The most important statement made at the summit referred to the cessation of violence. It was the first time that the leaders of the two sides, Sharon and Abbas, clearly and firmly declared an end to the hostility and violence against Israelis and Palestinians everywhere.
In recent years there may have been occasional talk about a cease-fire and calm, but the change this time is that the declarations were accompanied by what is known as a "political horizon."
The efforts made over the last four years to deal only with security issues failed. The success of the Sharm el-Sheikh summit was that this time the security issues were linked to a relatively clear political track - the disengagement plan of the Sharon government, which one way or another will lead to the implementation of the political road map. With varying emphases, the three speakers at the end of the summit all mentioned the road map.
The Sharm el-Sheikh summit also opened the way, for the first time, for the Israeli disengagement plan no longer being unilateral, but to be accomplished in coordination and possibly in an agreement between Israel and the PA. There is no doubt that a plan achieved through an agreement between the sides is preferable to one that is implemented utterly unilaterally.

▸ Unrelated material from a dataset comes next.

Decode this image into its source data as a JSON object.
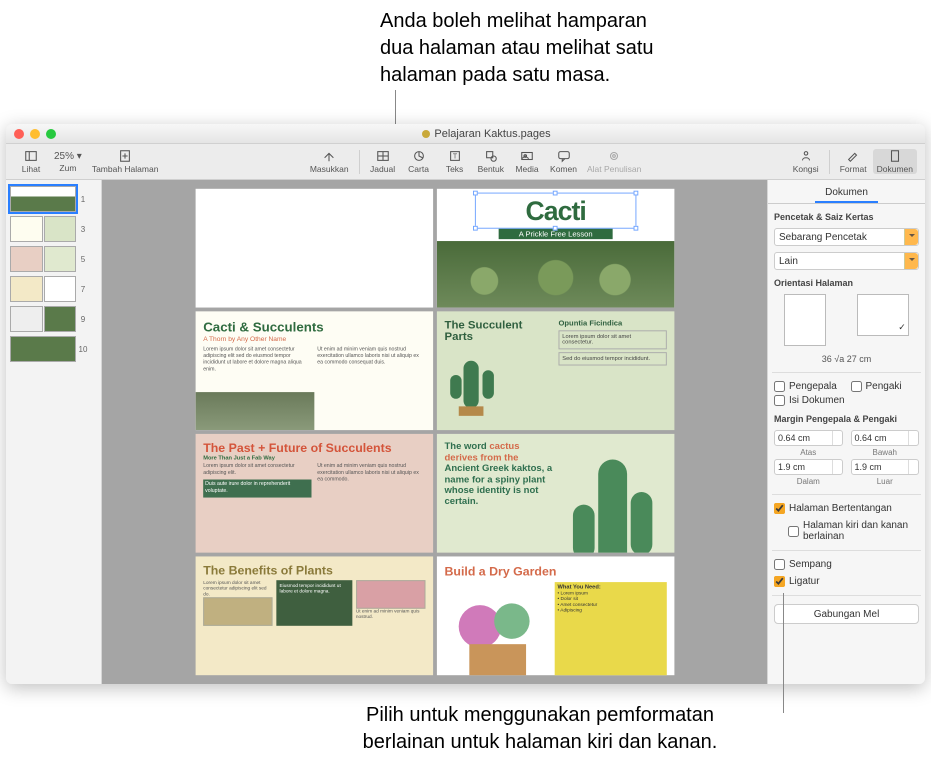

Such coordination will no doubt be one of the main achievements that both sides can chalk up to their credit.
The conference was a small and initial step toward the discussions about the well-known, weighty issues: borders, Jerusalem, settlements and refugees. It should be remembered that the peace process that began at the Madrid Conference and in the Oslo agreements collapsed over those issues. The participants at the Sharm conference were well aware of that. The summit thus signaled good intentions and readiness for a good start, but as much as it was a good start, it remains but a start.